The numbers of lines counted on the preliminary samples of this study suggested a corresponding number of lines to days of age, and to eye weight and diameter, but this will have to be ascertained with a significant sample size. Wentworth and Muntz (1992) report that lens formation starts on embryonic stage IX, with the formation of a nucleus and overlying layers formed from processes of the lentigenic cells. The nucleus size observed in adult octopi does not correspond to the nucleus of prehatching larvae. Therefore, the nuclei so far observed may be an artifact of the level at which the slide was made. Figures 4 (for prehatching larvae), 5, and 6 for adult octopi show that the widths of the concentric lines are homogeneous, independent of the age of the organisms. Giuditta and Prozzo (1974) report an increase in nuclear number relative to increase in body weight, with nuclear density steadily increasing in Octopus vulgaris reared in tanks, but with differences between organisms reared in dark and light. These authors proved that the rates of increment in number of nuclei and tissue weight became higher than normal in octopi reared in transparent boxes.

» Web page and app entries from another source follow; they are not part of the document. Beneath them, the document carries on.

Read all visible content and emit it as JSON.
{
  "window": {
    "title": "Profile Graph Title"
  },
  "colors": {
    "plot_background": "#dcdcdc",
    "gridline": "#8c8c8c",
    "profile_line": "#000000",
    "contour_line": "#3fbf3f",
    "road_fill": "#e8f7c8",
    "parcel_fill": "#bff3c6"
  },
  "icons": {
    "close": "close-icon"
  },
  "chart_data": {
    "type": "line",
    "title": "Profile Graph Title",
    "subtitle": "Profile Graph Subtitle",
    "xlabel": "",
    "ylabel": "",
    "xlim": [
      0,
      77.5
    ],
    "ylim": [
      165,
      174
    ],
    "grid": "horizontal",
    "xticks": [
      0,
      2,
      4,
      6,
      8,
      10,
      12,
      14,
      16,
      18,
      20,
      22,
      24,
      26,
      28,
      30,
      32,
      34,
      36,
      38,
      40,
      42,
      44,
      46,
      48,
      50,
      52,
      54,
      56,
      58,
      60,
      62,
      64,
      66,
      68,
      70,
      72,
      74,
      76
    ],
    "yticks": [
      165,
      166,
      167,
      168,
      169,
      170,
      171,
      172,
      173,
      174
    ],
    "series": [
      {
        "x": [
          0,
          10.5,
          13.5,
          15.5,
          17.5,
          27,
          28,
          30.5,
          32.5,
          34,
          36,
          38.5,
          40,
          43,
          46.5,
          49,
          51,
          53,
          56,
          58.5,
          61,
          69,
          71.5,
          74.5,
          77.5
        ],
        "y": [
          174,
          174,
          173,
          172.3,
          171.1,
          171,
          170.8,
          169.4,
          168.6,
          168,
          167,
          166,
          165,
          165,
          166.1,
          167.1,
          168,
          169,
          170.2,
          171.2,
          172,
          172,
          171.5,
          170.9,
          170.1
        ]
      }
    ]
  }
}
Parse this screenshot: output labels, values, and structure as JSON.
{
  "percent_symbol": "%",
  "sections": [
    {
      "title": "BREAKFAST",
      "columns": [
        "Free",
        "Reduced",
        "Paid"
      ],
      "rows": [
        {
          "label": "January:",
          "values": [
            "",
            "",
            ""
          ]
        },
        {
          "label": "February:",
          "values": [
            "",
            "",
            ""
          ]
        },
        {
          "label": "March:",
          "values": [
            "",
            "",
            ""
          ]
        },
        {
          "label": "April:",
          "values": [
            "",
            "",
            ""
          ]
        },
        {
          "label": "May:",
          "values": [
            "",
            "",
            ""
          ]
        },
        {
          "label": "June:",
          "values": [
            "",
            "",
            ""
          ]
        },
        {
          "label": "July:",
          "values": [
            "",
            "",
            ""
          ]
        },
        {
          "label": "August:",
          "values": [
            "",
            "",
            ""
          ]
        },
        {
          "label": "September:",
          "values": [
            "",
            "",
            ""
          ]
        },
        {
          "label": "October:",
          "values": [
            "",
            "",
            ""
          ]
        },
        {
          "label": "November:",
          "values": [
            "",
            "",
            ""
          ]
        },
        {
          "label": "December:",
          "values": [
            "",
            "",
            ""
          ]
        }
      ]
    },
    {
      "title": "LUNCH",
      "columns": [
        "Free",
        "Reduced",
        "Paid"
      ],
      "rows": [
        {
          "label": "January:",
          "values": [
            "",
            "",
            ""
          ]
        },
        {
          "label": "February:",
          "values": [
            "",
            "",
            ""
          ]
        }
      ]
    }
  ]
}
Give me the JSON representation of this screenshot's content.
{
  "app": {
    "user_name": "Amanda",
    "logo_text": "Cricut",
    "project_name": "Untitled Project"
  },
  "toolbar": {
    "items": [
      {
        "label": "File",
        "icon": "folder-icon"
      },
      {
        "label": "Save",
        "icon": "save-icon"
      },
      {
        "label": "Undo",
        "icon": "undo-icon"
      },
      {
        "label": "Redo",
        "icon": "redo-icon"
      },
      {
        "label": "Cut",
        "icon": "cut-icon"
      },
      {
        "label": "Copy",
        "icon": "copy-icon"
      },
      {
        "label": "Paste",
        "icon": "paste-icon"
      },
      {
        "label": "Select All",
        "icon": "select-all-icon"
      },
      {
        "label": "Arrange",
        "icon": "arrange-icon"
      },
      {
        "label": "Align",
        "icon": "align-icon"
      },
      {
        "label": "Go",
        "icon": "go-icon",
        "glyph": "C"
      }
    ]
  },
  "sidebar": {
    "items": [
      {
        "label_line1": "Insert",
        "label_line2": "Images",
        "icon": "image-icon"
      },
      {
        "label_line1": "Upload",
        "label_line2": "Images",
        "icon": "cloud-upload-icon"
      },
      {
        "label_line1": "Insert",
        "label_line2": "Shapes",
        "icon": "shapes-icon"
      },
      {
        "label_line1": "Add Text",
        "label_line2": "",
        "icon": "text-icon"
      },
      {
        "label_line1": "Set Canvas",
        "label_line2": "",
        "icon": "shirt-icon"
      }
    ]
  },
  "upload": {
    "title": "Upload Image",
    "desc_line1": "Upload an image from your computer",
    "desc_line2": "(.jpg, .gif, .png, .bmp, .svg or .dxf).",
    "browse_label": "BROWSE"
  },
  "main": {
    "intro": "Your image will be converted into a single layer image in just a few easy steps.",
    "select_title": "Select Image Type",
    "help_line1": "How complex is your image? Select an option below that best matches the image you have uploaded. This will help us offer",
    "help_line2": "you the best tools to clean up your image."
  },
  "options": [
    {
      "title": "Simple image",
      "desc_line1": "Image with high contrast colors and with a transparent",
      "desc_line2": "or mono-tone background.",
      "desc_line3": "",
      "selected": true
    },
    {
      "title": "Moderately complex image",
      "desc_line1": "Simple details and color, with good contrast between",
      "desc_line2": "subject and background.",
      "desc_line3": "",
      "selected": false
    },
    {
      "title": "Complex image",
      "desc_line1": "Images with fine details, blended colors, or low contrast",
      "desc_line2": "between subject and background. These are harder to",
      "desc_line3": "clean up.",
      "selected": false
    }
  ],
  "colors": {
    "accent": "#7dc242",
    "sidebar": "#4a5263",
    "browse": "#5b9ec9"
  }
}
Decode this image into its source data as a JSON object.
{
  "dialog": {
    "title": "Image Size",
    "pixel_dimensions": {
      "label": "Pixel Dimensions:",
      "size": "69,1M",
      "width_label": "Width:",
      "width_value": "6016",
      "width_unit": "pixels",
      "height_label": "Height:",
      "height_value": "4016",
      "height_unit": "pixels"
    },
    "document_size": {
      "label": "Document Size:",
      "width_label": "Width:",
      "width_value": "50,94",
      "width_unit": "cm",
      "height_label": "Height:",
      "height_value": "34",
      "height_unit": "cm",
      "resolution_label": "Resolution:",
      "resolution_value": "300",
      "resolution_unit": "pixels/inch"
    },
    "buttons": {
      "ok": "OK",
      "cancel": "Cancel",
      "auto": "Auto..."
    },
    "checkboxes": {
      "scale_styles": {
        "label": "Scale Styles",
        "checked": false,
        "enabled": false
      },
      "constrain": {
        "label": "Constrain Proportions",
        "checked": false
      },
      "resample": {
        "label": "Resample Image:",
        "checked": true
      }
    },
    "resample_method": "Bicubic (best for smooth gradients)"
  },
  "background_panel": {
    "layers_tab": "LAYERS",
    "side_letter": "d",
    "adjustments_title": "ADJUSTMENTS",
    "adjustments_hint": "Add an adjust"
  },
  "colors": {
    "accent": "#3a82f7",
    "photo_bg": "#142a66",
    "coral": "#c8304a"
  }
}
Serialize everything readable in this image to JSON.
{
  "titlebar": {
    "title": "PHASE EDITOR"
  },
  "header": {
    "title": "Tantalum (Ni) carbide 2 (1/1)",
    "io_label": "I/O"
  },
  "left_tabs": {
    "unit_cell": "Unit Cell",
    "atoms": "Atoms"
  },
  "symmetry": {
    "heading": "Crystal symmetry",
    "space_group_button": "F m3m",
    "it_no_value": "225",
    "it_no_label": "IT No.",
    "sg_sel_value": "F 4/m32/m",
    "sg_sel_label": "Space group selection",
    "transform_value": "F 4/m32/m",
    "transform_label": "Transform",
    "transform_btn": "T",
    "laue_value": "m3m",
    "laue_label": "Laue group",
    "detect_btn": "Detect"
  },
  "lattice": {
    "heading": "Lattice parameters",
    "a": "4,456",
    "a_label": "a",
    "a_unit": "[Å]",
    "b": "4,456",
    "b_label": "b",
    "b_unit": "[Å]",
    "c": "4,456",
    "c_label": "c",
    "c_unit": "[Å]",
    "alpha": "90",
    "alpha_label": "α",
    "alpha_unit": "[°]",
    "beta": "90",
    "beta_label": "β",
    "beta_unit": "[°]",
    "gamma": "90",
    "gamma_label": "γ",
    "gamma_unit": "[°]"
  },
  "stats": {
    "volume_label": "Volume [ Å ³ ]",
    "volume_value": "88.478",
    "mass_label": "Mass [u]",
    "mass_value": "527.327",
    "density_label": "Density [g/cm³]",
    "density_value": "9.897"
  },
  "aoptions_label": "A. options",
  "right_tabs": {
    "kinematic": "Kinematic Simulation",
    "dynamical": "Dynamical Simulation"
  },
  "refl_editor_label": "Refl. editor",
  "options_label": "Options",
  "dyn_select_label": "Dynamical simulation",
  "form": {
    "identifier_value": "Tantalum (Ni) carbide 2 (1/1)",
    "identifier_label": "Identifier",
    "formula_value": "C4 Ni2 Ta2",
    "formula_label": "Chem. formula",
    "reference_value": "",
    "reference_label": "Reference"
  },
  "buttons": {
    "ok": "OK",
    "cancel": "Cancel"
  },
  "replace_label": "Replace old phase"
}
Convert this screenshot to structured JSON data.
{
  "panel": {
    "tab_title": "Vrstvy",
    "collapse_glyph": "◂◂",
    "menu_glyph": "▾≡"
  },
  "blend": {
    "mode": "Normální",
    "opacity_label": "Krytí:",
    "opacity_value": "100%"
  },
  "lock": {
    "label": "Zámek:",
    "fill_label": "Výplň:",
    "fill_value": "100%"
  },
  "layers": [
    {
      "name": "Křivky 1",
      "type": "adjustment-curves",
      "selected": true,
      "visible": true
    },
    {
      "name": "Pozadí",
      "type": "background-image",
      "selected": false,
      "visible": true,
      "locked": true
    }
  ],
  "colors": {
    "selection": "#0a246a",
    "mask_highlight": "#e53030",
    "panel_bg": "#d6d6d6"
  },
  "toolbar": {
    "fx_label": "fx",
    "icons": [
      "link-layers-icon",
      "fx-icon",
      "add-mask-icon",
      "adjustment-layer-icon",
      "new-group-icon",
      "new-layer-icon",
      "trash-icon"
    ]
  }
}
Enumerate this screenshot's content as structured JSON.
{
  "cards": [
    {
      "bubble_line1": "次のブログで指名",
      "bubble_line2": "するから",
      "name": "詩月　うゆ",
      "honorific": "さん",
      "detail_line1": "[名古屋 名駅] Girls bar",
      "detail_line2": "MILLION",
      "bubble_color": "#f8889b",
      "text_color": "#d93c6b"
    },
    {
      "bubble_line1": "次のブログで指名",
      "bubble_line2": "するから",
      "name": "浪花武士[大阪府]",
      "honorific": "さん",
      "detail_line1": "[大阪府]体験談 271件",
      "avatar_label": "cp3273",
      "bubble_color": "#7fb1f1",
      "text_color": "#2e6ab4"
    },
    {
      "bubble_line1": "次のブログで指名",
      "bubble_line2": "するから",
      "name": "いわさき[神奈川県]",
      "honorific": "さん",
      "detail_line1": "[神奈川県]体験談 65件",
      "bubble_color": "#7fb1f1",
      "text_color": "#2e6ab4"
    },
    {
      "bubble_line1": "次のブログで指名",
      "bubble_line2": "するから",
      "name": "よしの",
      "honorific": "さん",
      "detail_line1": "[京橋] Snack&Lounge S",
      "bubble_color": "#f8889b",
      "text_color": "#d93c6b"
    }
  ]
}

Measurements of sampled octopi and their eye lenses.
Given the small variability and ease of measurement of eye lens weight and diameter, we propose the use of this parameter as a tool to evaluate population structure through size frequency analysis, using a correlation factor with body size and weight estimated for every different population. These measurements could later be used for age estimation if the line number in the internal structure of the eye lenses is correlated to age, weight, and diameter.
Pearson correlation of eye lenses versus mantle, body length, and body weight P < 0.05.
Weight and number of rings in crystalline structure of Enteroctopus megalocyathus from the south of Chile (corresponding to digital images in Fig. 5).
We express our sincerest acknowledgment to Dagoberto Subiabre IFOP, Ancud; and to Jans Paillahual and Raquel Sánchez, technicians from UNAP, Puerto Montt, for their support in the field and laboratory to obtain the lenses in the frame of project FIP 2008–40 (Fisheries biological characterization of extractive activities of the resource octopus from the X region). Special thanks to Margarita Gonzalez at IFOP Puerto Montt for her patience and dedication to the histological process of the samples, and to Jadhiel Godoy from UNAP Puerto Montt for his assistance for making things run smoothly. This work was carried out at the Instituto de Ciencia y Tecnología UNAP, Av. Ejército 443, Puerto Montt, Chile, and IFOP Histology Laboratory, Balmaceda 252, Puerto Montt, Chile. Box 665; and at the Laboratory of Ecosystems Health, Escuela de Medicina Veterinaria, Facultad de Ecología y Recursos Naturales, Universidad Andrés Bello, Santiago, Chile; with the support from grants FONDECYT-Chile no. 11070082 and Universidad Andres Bello-Chile, DI 19-09/R.